After defending her PhD thesis, which was honoured with the judicium Cum Laude, Maayke moved to the Kellogg Biological Station of Michigan State University in the United States. Here she worked on large-scale biodiversity patterns of phytoplankton in lakes, together with Chris Klausmeier and Elena Litchman This led again to an impressive paper (Stomp et al. Ecology 2011), which was selected as Editors’ Choice in Science.

Maayke Stomp taking samples from the research vessel Pelagia on the North Sea
Maayke taking samples from the research vessel Pelagia on the North Sea (Photo: Amanda Burson)

In 2009, Maayke returned to the University of Amsterdam on a new position as Assistant Professor in our research group. She was awarded with a VENI grant from NWO to investigate how competition for nutrients and competition for light would interact. With her PhD students and postdocs, she developed mathematical models and ran lab experiments to predict how nutrients and light shape phytoplankton competition and diversity.

Furthermore, she showed how changing nitrogen and phosphorus loads in European rivers have led to phosphorus limitation in coastal waters of the North Sea, a topic that attracted considerable media attention and raised questions in the Dutch parliament on coastal nutrient management. Recently, a new PhD project started in collaboration with the VU, using satellite remote sensing to continue Maayke’s work on phytoplankton pigments and the underwater light spectrum.

Versatile scientist

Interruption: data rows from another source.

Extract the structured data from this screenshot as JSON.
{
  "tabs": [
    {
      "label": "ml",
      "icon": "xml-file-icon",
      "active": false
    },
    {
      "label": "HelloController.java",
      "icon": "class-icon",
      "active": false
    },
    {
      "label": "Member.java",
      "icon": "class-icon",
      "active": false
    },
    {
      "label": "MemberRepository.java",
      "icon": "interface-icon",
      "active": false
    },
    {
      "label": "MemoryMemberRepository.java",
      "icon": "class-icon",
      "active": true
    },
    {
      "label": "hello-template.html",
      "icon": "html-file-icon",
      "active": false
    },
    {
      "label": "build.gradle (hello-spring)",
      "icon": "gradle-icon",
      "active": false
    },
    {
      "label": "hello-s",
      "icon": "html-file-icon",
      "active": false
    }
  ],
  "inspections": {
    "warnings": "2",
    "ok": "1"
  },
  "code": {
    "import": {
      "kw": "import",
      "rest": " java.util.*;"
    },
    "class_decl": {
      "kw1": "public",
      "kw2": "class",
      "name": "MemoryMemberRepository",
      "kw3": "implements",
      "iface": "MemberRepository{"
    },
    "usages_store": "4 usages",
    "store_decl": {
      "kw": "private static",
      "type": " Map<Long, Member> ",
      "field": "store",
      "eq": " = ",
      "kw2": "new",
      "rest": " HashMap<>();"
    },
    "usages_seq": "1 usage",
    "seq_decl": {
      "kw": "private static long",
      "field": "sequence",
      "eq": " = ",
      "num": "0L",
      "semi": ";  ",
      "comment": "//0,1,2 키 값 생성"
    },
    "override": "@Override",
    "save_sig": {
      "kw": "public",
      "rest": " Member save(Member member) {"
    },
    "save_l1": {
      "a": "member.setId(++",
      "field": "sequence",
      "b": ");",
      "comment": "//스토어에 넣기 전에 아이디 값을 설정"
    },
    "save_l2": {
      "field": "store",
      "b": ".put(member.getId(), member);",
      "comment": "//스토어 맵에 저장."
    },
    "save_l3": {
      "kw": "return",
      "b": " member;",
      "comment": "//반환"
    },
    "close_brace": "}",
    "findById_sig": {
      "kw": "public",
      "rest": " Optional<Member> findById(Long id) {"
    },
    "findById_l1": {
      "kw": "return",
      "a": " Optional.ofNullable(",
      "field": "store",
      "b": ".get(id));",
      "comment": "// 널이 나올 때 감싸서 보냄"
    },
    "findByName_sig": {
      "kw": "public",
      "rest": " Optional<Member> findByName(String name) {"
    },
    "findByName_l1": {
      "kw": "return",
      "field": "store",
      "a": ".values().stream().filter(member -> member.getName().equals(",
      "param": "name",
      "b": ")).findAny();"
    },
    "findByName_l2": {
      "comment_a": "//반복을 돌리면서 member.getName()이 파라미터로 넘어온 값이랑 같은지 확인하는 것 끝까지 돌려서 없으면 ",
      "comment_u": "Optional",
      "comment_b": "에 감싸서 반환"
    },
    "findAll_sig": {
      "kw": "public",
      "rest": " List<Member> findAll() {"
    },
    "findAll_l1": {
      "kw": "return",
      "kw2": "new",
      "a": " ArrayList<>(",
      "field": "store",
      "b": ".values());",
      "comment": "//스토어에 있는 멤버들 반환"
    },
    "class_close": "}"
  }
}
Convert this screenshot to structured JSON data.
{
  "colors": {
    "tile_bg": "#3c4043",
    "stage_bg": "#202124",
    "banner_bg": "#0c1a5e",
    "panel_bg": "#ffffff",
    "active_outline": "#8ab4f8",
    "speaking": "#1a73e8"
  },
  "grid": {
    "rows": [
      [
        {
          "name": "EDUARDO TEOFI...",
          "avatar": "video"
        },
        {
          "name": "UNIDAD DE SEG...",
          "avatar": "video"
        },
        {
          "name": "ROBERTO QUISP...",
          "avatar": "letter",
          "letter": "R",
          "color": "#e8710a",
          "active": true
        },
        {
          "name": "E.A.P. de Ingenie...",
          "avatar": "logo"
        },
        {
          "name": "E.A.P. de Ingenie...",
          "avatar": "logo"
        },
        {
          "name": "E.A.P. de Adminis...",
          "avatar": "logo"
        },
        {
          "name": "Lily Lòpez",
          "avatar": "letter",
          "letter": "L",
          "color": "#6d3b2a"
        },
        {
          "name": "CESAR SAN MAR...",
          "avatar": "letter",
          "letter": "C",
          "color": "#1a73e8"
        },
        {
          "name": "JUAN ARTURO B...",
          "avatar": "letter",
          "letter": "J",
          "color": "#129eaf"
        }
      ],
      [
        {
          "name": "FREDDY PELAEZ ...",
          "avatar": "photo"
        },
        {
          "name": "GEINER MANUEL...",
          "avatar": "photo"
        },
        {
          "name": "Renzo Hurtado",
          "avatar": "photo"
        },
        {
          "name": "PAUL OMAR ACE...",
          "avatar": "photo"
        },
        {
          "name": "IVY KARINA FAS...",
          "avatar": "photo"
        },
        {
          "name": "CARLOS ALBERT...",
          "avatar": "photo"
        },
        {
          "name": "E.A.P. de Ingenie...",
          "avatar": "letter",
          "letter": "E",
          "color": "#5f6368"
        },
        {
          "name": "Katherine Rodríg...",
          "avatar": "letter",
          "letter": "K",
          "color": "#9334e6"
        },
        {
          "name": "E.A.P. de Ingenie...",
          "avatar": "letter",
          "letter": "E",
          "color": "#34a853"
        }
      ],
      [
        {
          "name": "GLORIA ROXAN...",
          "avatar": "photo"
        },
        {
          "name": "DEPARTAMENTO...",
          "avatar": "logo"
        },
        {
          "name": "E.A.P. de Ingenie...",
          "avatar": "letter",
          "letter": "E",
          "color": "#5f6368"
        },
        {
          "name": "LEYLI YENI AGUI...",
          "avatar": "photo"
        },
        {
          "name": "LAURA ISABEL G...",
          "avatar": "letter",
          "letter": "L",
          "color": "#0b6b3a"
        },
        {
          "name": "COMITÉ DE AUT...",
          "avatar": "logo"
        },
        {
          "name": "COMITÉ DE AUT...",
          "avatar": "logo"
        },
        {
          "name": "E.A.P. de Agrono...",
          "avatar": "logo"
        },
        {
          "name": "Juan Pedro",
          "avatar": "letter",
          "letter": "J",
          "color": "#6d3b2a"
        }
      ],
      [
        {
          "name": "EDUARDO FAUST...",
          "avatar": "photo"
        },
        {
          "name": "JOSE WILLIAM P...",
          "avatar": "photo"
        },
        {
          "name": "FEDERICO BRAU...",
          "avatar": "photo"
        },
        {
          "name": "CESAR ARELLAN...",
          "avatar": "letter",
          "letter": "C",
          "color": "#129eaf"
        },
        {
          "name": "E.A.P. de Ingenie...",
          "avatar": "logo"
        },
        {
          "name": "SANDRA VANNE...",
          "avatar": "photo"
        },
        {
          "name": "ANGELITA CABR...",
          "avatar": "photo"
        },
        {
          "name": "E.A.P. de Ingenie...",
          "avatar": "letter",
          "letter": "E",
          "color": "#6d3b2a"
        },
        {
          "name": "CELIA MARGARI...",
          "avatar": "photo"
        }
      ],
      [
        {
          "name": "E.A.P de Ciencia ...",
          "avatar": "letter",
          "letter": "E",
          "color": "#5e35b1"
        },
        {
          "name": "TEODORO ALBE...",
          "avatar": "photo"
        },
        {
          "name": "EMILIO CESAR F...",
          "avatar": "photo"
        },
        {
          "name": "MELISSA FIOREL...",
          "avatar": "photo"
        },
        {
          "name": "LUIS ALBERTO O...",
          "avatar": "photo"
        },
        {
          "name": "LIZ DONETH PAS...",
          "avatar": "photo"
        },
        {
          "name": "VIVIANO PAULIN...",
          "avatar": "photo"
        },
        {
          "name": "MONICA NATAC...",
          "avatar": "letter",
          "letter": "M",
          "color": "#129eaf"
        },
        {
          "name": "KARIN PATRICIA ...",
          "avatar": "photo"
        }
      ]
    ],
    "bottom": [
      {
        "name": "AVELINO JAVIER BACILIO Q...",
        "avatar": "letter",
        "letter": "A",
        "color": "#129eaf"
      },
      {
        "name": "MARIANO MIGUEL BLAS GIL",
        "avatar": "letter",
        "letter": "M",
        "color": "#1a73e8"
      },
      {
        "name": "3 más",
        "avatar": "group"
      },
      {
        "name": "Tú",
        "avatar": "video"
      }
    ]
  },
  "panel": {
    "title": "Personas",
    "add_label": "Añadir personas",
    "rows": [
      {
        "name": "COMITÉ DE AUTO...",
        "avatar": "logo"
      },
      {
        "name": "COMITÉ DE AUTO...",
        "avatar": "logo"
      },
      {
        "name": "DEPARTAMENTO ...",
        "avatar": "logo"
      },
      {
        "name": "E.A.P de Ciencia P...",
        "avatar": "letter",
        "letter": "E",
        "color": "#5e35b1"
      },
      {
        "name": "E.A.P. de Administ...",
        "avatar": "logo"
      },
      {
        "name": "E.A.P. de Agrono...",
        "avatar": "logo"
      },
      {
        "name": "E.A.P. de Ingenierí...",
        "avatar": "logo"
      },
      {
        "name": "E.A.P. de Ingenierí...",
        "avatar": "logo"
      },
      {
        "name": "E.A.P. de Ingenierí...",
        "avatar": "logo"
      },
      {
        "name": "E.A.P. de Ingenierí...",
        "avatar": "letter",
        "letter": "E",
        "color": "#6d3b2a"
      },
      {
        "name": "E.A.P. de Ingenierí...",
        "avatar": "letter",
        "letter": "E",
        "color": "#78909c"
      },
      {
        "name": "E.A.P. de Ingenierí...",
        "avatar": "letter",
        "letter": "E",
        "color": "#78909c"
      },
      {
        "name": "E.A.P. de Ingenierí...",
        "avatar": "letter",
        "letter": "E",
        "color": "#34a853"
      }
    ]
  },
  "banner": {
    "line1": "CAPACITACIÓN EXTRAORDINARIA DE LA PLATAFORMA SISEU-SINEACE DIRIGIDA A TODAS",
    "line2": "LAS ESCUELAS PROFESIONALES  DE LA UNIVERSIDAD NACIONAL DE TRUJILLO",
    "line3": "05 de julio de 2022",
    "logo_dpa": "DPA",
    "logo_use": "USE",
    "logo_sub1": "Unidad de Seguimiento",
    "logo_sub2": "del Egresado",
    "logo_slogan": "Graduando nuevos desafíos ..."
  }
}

Maayke was an extremely versatile scientist who combined mathematical models, laboratory experiments, data analysis and field work. She participated in a number of scientific cruises, and turned out to be an excellent organizer of field expeditions. As a PhD student, she had already organized the sampling of picocyanobacteria in the Baltic Sea and in the Pacific Ocean near Hawaii. Later in her career, she joined her PhD student Amanda Burson in sampling phytoplankton across the North Sea, from the research vessel Pelagia of the Royal Netherlands Institute for Sea Research. She also coordinated two-week yearly field excursions to Faro, Portugal for the BSc course Marine Biology, so students could study marine organisms in the Rio Formosa.

Maayke was a calm, thoughtful person, with a sincere interest in the people around her. She was an attentive listener, with her own typical sense of humour. During her time in our research department, she became a loyal friend to many of her colleagues. She passed away peacefully on 4 August and will be dearly missed.


Jef Huisman and Jolanda Verspagen

Institute for Biodiversity and Ecosystem Dynamics

Read more about the work of Maayke Stomp